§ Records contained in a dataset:
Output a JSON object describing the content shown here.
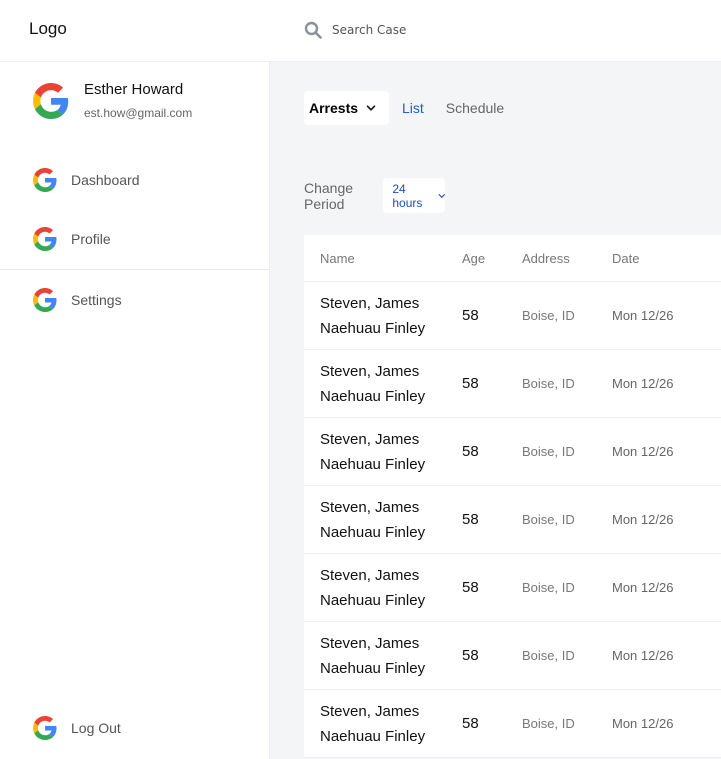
{
  "header": {
    "logo": "Logo",
    "search_placeholder": "Search Case"
  },
  "user": {
    "name": "Esther Howard",
    "email": "est.how@gmail.com"
  },
  "sidebar": {
    "items": [
      {
        "label": "Dashboard",
        "icon": "google-icon"
      },
      {
        "label": "Profile",
        "icon": "google-icon"
      },
      {
        "label": "Settings",
        "icon": "google-icon"
      }
    ],
    "logout": "Log Out"
  },
  "tabs": {
    "dropdown": "Arrests",
    "list": "List",
    "schedule": "Schedule"
  },
  "period": {
    "label": "Change Period",
    "value": "24 hours"
  },
  "table": {
    "headers": [
      "Name",
      "Age",
      "Address",
      "Date"
    ],
    "rows": [
      {
        "name_line1": "Steven, James",
        "name_line2": "Naehuau Finley",
        "age": "58",
        "address": "Boise, ID",
        "date": "Mon 12/26"
      },
      {
        "name_line1": "Steven, James",
        "name_line2": "Naehuau Finley",
        "age": "58",
        "address": "Boise, ID",
        "date": "Mon 12/26"
      },
      {
        "name_line1": "Steven, James",
        "name_line2": "Naehuau Finley",
        "age": "58",
        "address": "Boise, ID",
        "date": "Mon 12/26"
      },
      {
        "name_line1": "Steven, James",
        "name_line2": "Naehuau Finley",
        "age": "58",
        "address": "Boise, ID",
        "date": "Mon 12/26"
      },
      {
        "name_line1": "Steven, James",
        "name_line2": "Naehuau Finley",
        "age": "58",
        "address": "Boise, ID",
        "date": "Mon 12/26"
      },
      {
        "name_line1": "Steven, James",
        "name_line2": "Naehuau Finley",
        "age": "58",
        "address": "Boise, ID",
        "date": "Mon 12/26"
      },
      {
        "name_line1": "Steven, James",
        "name_line2": "Naehuau Finley",
        "age": "58",
        "address": "Boise, ID",
        "date": "Mon 12/26"
      }
    ]
  },
  "colors": {
    "accent": "#1b5fd1",
    "background": "#f4f5f7",
    "google_blue": "#4285F4",
    "google_red": "#EA4335",
    "google_yellow": "#FBBC05",
    "google_green": "#34A853"
  }
}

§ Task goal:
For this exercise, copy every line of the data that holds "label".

§ Worked solution:
        "label": "Dashboard",
        "label": "Profile",
        "label": "Settings",
    "label": "Change Period",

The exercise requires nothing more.